Monday, December 21, 2009

A Role Model

I read a lot of blogs every day. Probably too many. I scan Perez for non-Twilight related content. I read the Fug Girls, because they are hilarious. But, among my favorite blogs are the ones by homesteaders or other types of people who come in daily contact with farm life. So, I love Pioneer Woman. I also like Cold Antler Farm. Sometimes, for a change, I read Joy The Baker. All these amazing women are basically living aspirational lives for me. I wish I had a sheep. 

Two days ago, I saw some old friends who I hadn't seen, in some cases, in 20 years. They have different life paths, and all have children old enough to hold pleasant conversations with Mom and Dad's old friend. I was blown away by how wonderful these children were, and how cozy their lives seemed to be. Homemade soup. Fudge in the kitchen. Canned sunshine in the form of peaches and apricots. Part of me really wanted a sheep.

And then I realized, in talking to Priya, that while I took a different path that means that at 32, I haven't got a beautiful little boy voraciously reading through the school library, or a viable garden overrun by kale, I do have an aggressive career, a wonderful husband, and no, no sheep. But, what I don't have is a role model. 

Why is there no blog that seems to explain the trials of a life of a professional woman? Why does it seem, at least to me, that when farm-girl complains about the 4am wake-up call to castrate sheep, that's an "aww, what an authentic life" moment, and when professional girl complains about the 4am wake-up call to catch a flight to london, that's a "you got yourself into this" moment?

And why does it feel like balancing the professional persona of a go-getter junior exec with a love of baked goods and the sincere desire for a more cozy home is somehow... unusual? 

Maybe we're all too busy to blog. Maybe no one pays for ad space on those blogs. Maybe the tables have turned, and instead of justifying home schooling and organic living, us professional women are now the ones forced to explain our life choices. But, part of me thinks it isn't fair. And part of me wants to fix it. 

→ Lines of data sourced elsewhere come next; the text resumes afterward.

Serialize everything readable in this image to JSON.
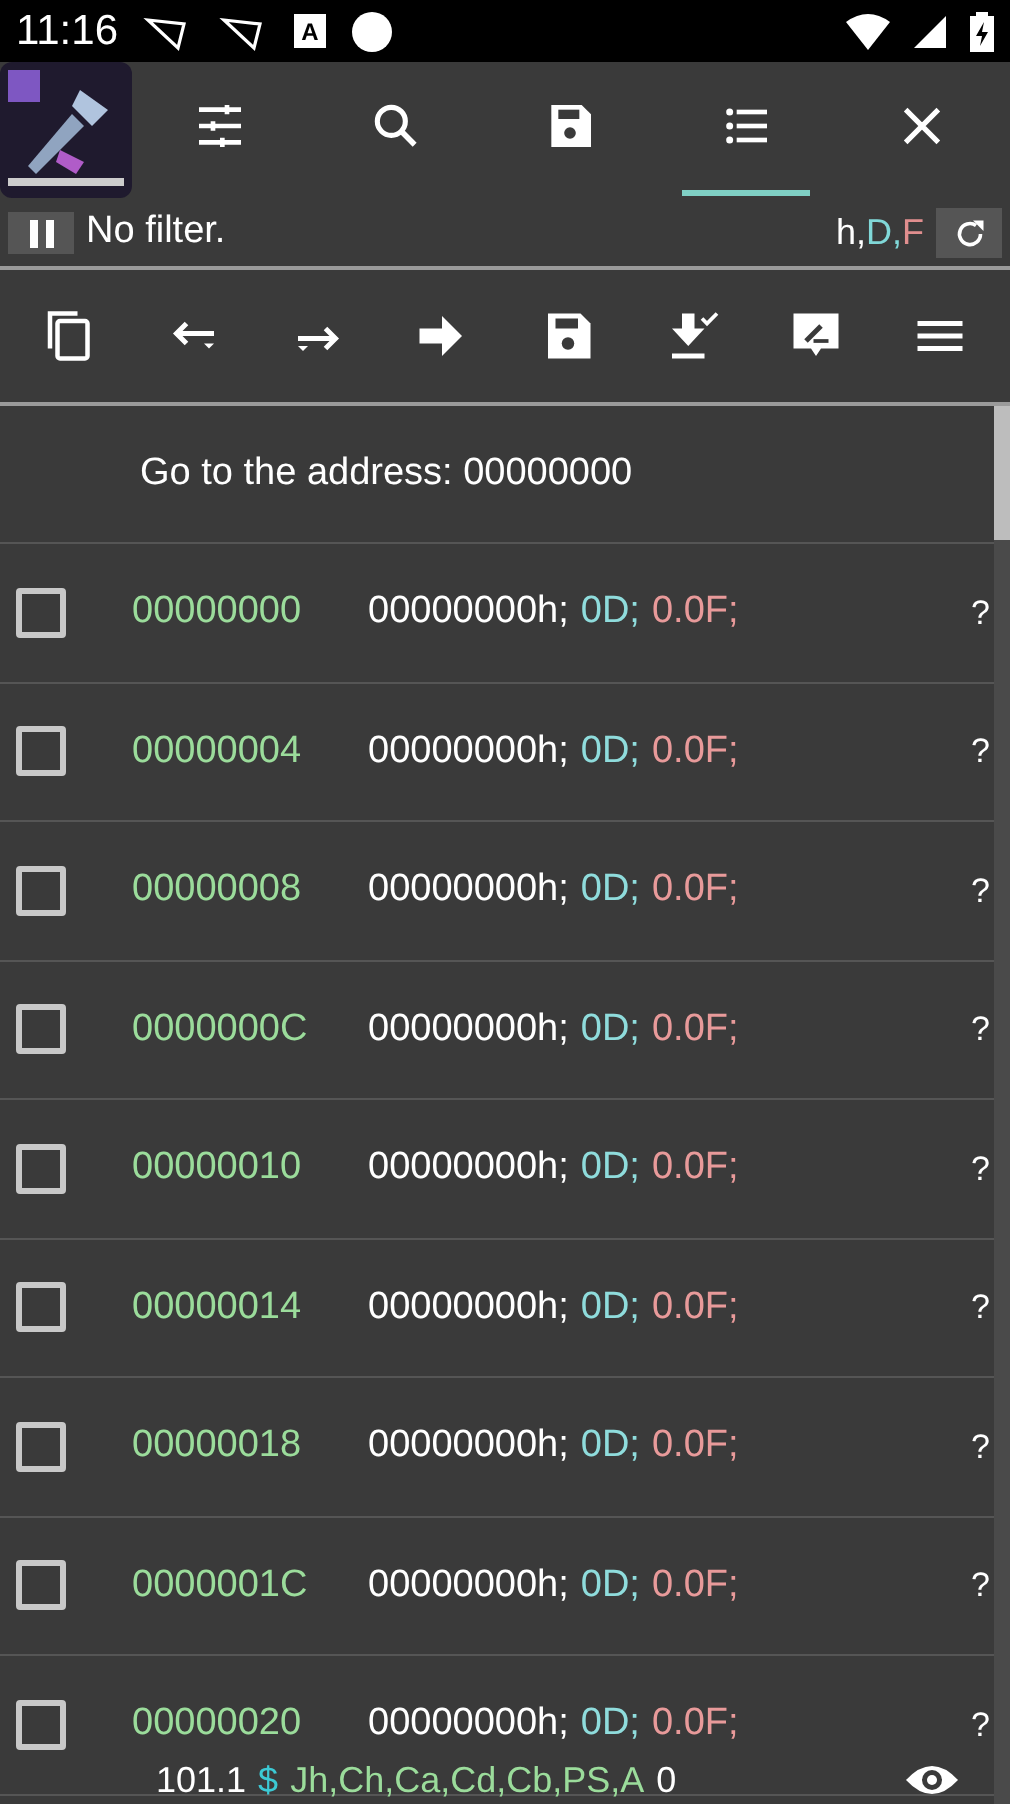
{
  "status_bar": {
    "time": "11:16",
    "badge_letter": "A"
  },
  "tabs": [
    {
      "kind": "settings",
      "selected": false
    },
    {
      "kind": "search",
      "selected": false
    },
    {
      "kind": "save",
      "selected": false
    },
    {
      "kind": "list",
      "selected": true
    },
    {
      "kind": "close",
      "selected": false
    }
  ],
  "filter_bar": {
    "paused": true,
    "text": "No filter.",
    "types": [
      {
        "text": "h,",
        "color": "#ffffff"
      },
      {
        "text": "D,",
        "color": "#80d8d8"
      },
      {
        "text": "F",
        "color": "#e08e8e"
      }
    ]
  },
  "actions": [
    {
      "kind": "copy"
    },
    {
      "kind": "back"
    },
    {
      "kind": "forward"
    },
    {
      "kind": "goto"
    },
    {
      "kind": "save"
    },
    {
      "kind": "load"
    },
    {
      "kind": "edit"
    },
    {
      "kind": "menu"
    }
  ],
  "goto_row": {
    "text": "Go to the address: 00000000"
  },
  "rows": [
    {
      "address": "00000000",
      "hex": "00000000h;",
      "dword": "0D;",
      "float": "0.0F;",
      "extra": "?",
      "checked": false
    },
    {
      "address": "00000004",
      "hex": "00000000h;",
      "dword": "0D;",
      "float": "0.0F;",
      "extra": "?",
      "checked": false
    },
    {
      "address": "00000008",
      "hex": "00000000h;",
      "dword": "0D;",
      "float": "0.0F;",
      "extra": "?",
      "checked": false
    },
    {
      "address": "0000000C",
      "hex": "00000000h;",
      "dword": "0D;",
      "float": "0.0F;",
      "extra": "?",
      "checked": false
    },
    {
      "address": "00000010",
      "hex": "00000000h;",
      "dword": "0D;",
      "float": "0.0F;",
      "extra": "?",
      "checked": false
    },
    {
      "address": "00000014",
      "hex": "00000000h;",
      "dword": "0D;",
      "float": "0.0F;",
      "extra": "?",
      "checked": false
    },
    {
      "address": "00000018",
      "hex": "00000000h;",
      "dword": "0D;",
      "float": "0.0F;",
      "extra": "?",
      "checked": false
    },
    {
      "address": "0000001C",
      "hex": "00000000h;",
      "dword": "0D;",
      "float": "0.0F;",
      "extra": "?",
      "checked": false
    },
    {
      "address": "00000020",
      "hex": "00000000h;",
      "dword": "0D;",
      "float": "0.0F;",
      "extra": "?",
      "checked": false
    }
  ],
  "footer": {
    "version": "101.1",
    "symbol": "$",
    "regions": "Jh,Ch,Ca,Cd,Cb,PS,A",
    "count": "0"
  }
}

So, let me start by saying - I love my job. I hate that I am up-and-at-em from 8-5 Eastern every day, regardless of the time zone I happen to be in. I hate that I have spent more time on airplanes this month than I have in my kitchen. But, I love my responsibilities, my goals, my successes and my learning in my job. I also love baking cookies and menu planning and watching reality TV, and I don't think that's incongruous. Just because I have an MBA doesn't mean I have to read the Financial Times in my spare time. I hate being told that I can't make it all work because it reinforces my own doubts. I hate having to hide my personal self to preserve my professional persona, and I'm working to do less and less of that. And I don't think that what I do is any less authentic or honorable than selling homemade cheese and breeding chickens. It's just different, and harder to explain at a cocktail party, mostly because people get bored. Chickens are fascinating.

And I will admit - I still want a sheep.

1 comment:

Priya said...

it's kind of slow life means fast lane, isn't it. i create for yourself some time ... some space to be still, some time for your brain to shut off. in my experience that's when your creative impulses come back and things right themselves slowly but surely.